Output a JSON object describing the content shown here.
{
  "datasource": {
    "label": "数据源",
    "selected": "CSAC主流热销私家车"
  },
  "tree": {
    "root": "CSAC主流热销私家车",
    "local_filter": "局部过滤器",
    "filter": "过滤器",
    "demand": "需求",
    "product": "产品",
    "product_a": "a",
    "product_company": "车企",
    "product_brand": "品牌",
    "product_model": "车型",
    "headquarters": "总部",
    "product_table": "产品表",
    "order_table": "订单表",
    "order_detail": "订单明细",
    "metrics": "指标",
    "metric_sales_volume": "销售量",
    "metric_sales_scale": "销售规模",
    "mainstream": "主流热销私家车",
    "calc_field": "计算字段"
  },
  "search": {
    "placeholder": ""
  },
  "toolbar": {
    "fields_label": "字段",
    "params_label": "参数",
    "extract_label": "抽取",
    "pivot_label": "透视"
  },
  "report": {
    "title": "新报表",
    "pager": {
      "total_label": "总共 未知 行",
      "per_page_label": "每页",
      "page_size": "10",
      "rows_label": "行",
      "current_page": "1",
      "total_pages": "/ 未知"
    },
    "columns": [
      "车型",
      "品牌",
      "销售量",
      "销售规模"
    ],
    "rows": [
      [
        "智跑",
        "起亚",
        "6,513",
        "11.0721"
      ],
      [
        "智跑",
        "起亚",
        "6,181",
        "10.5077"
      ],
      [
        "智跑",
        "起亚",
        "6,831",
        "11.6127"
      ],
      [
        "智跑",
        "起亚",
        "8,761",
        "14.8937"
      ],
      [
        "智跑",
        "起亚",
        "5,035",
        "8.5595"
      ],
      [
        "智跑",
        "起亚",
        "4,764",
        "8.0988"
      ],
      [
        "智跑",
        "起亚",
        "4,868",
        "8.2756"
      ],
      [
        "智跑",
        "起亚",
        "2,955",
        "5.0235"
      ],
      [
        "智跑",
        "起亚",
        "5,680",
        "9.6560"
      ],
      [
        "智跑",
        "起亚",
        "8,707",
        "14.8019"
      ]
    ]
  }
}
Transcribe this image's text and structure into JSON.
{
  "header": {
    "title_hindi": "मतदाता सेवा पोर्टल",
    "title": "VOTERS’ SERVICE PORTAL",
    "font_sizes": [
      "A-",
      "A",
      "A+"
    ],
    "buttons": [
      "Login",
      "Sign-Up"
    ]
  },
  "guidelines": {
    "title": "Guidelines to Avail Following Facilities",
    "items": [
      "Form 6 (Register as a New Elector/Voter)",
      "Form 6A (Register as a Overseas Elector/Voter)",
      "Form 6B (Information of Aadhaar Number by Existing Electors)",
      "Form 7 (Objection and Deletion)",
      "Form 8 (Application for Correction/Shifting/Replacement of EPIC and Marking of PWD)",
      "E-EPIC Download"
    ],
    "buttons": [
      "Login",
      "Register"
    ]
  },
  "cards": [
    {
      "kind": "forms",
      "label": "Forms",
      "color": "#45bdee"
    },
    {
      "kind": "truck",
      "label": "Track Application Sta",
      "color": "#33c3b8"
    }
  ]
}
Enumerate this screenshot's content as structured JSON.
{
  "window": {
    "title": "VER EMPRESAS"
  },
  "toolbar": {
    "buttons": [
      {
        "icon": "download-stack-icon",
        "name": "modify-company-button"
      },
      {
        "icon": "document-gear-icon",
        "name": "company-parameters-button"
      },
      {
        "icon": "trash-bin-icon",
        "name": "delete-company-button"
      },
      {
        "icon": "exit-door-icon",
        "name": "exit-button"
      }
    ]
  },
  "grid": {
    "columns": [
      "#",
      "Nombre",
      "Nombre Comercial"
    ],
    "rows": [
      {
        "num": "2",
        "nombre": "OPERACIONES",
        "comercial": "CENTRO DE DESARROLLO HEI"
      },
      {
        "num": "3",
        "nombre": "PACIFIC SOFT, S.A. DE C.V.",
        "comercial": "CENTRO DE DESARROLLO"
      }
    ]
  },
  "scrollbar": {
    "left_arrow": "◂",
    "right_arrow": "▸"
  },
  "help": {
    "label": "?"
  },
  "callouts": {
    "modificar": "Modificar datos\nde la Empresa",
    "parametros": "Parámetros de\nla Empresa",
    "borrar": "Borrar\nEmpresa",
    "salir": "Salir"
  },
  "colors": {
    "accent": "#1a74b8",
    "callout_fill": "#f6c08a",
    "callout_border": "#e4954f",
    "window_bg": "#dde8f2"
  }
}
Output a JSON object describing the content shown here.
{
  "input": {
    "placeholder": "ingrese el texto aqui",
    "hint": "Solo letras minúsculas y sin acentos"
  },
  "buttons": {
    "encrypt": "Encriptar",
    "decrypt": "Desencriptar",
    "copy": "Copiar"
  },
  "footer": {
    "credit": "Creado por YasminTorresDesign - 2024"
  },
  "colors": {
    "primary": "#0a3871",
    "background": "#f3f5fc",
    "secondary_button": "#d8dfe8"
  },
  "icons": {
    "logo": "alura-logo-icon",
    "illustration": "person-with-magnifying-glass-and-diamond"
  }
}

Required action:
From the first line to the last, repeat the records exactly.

Final answer:
Output a JSON object describing the content shown here.
{
  "datasource": {
    "label": "数据源",
    "selected": "CSAC主流热销私家车"
  },
  "tree": {
    "root": "CSAC主流热销私家车",
    "local_filter": "局部过滤器",
    "filter": "过滤器",
    "demand": "需求",
    "product": "产品",
    "product_a": "a",
    "product_company": "车企",
    "product_brand": "品牌",
    "product_model": "车型",
    "headquarters": "总部",
    "product_table": "产品表",
    "order_table": "订单表",
    "order_detail": "订单明细",
    "metrics": "指标",
    "metric_sales_volume": "销售量",
    "metric_sales_scale": "销售规模",
    "mainstream": "主流热销私家车",
    "calc_field": "计算字段"
  },
  "search": {
    "placeholder": ""
  },
  "toolbar": {
    "fields_label": "字段",
    "params_label": "参数",
    "extract_label": "抽取",
    "pivot_label": "透视"
  },
  "report": {
    "title": "新报表",
    "pager": {
      "total_label": "总共 未知 行",
      "per_page_label": "每页",
      "page_size": "10",
      "rows_label": "行",
      "current_page": "1",
      "total_pages": "/ 未知"
    },
    "columns": [
      "车型",
      "品牌",
      "销售量",
      "销售规模"
    ],
    "rows": [
      [
        "智跑",
        "起亚",
        "6,513",
        "11.0721"
      ],
      [
        "智跑",
        "起亚",
        "6,181",
        "10.5077"
      ],
      [
        "智跑",
        "起亚",
        "6,831",
        "11.6127"
      ],
      [
        "智跑",
        "起亚",
        "8,761",
        "14.8937"
      ],
      [
        "智跑",
        "起亚",
        "5,035",
        "8.5595"
      ],
      [
        "智跑",
        "起亚",
        "4,764",
        "8.0988"
      ],
      [
        "智跑",
        "起亚",
        "4,868",
        "8.2756"
      ],
      [
        "智跑",
        "起亚",
        "2,955",
        "5.0235"
      ],
      [
        "智跑",
        "起亚",
        "5,680",
        "9.6560"
      ],
      [
        "智跑",
        "起亚",
        "8,707",
        "14.8019"
      ]
    ]
  }
}
Transcribe this image's text and structure into JSON.
{
  "header": {
    "title_hindi": "मतदाता सेवा पोर्टल",
    "title": "VOTERS’ SERVICE PORTAL",
    "font_sizes": [
      "A-",
      "A",
      "A+"
    ],
    "buttons": [
      "Login",
      "Sign-Up"
    ]
  },
  "guidelines": {
    "title": "Guidelines to Avail Following Facilities",
    "items": [
      "Form 6 (Register as a New Elector/Voter)",
      "Form 6A (Register as a Overseas Elector/Voter)",
      "Form 6B (Information of Aadhaar Number by Existing Electors)",
      "Form 7 (Objection and Deletion)",
      "Form 8 (Application for Correction/Shifting/Replacement of EPIC and Marking of PWD)",
      "E-EPIC Download"
    ],
    "buttons": [
      "Login",
      "Register"
    ]
  },
  "cards": [
    {
      "kind": "forms",
      "label": "Forms",
      "color": "#45bdee"
    },
    {
      "kind": "truck",
      "label": "Track Application Sta",
      "color": "#33c3b8"
    }
  ]
}
Enumerate this screenshot's content as structured JSON.
{
  "window": {
    "title": "VER EMPRESAS"
  },
  "toolbar": {
    "buttons": [
      {
        "icon": "download-stack-icon",
        "name": "modify-company-button"
      },
      {
        "icon": "document-gear-icon",
        "name": "company-parameters-button"
      },
      {
        "icon": "trash-bin-icon",
        "name": "delete-company-button"
      },
      {
        "icon": "exit-door-icon",
        "name": "exit-button"
      }
    ]
  },
  "grid": {
    "columns": [
      "#",
      "Nombre",
      "Nombre Comercial"
    ],
    "rows": [
      {
        "num": "2",
        "nombre": "OPERACIONES",
        "comercial": "CENTRO DE DESARROLLO HEI"
      },
      {
        "num": "3",
        "nombre": "PACIFIC SOFT, S.A. DE C.V.",
        "comercial": "CENTRO DE DESARROLLO"
      }
    ]
  },
  "scrollbar": {
    "left_arrow": "◂",
    "right_arrow": "▸"
  },
  "help": {
    "label": "?"
  },
  "callouts": {
    "modificar": "Modificar datos\nde la Empresa",
    "parametros": "Parámetros de\nla Empresa",
    "borrar": "Borrar\nEmpresa",
    "salir": "Salir"
  },
  "colors": {
    "accent": "#1a74b8",
    "callout_fill": "#f6c08a",
    "callout_border": "#e4954f",
    "window_bg": "#dde8f2"
  }
}
Output a JSON object describing the content shown here.
{
  "input": {
    "placeholder": "ingrese el texto aqui",
    "hint": "Solo letras minúsculas y sin acentos"
  },
  "buttons": {
    "encrypt": "Encriptar",
    "decrypt": "Desencriptar",
    "copy": "Copiar"
  },
  "footer": {
    "credit": "Creado por YasminTorresDesign - 2024"
  },
  "colors": {
    "primary": "#0a3871",
    "background": "#f3f5fc",
    "secondary_button": "#d8dfe8"
  },
  "icons": {
    "logo": "alura-logo-icon",
    "illustration": "person-with-magnifying-glass-and-diamond"
  }
}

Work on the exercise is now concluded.